Veggie farming is great fun at the best of times but when you produce something like this what a great laugh.  I must confess I’ve probably left them a bit long but they are still really delicious.  Not quite as peppery as when small but many people would prefer that.  Really delicious lightly sautéed in a little butter and salt.

Comfrey plant

Radishes have to be one of the most rewarding crops;   they germinate from seed in 3 days and you harvest within 3 weeks.  They are really good fun to grow with kids who can lose interest in a carrot or potato that can take months. My radishes (actually all my veggies) are nurtured with worm wee and organic fertilizers.  In this instance Comfrey tea.  The easiest thing in the world to grow and make.  Just squish the leaves into a container (I use and old 5L product bottle), stick some holes in the lid (if you don’t it may explode) and leave in the sun to ferment.  Then dilute into your watering can about 1 – 20.

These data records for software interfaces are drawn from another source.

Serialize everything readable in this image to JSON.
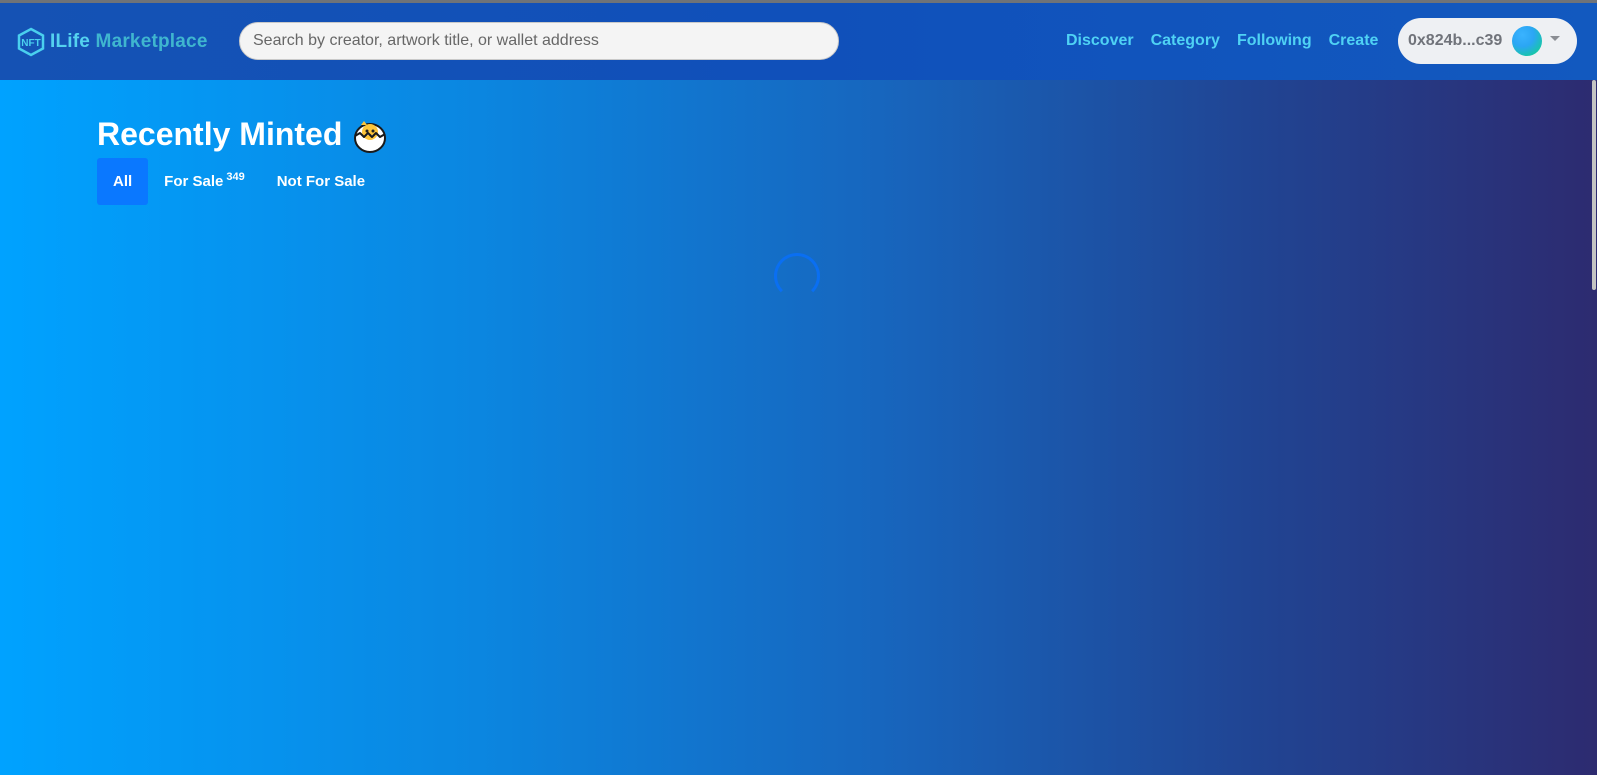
{
  "brand": {
    "first": "ILife",
    "second": "Marketplace",
    "logo_icon": "nft-hexagon-icon"
  },
  "search": {
    "placeholder": "Search by creator, artwork title, or wallet address",
    "value": ""
  },
  "nav": {
    "links": [
      {
        "label": "Discover"
      },
      {
        "label": "Category"
      },
      {
        "label": "Following"
      },
      {
        "label": "Create"
      }
    ]
  },
  "wallet": {
    "address": "0x824b...c39",
    "avatar_icon": "gradient-avatar",
    "caret_icon": "chevron-down-icon"
  },
  "main": {
    "title": "Recently Minted",
    "title_icon": "hatching-chick-icon",
    "tabs": [
      {
        "label": "All",
        "active": true,
        "count": ""
      },
      {
        "label": "For Sale",
        "active": false,
        "count": "349"
      },
      {
        "label": "Not For Sale",
        "active": false,
        "count": ""
      }
    ],
    "loading_icon": "loading-spinner-icon"
  },
  "colors": {
    "nav_bg": "#1050ba",
    "nav_link": "#4fd2f4",
    "brand_text": "#49c7e6",
    "active_tab": "#0a78ff",
    "spinner": "#0a6ff2"
  }
}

I’ve had a long-standing love affair with my worms so I won’t short change their PR in this post and will give them one on their own.  Suffice to say that their ‘wee’ is really leechate and once you’ve got over the squeamish bit they are fun, really easy to farm and really make a difference to the quality of your harvest.

Oh and  look at this beautiful Dietes bicolour.  The two beetles match with their yellow spots!  It must be very tasty in there as all the flowers in my clump had these beetles on.  If anyone knows anything about them please share.

Dietes bicolour plus matching beetles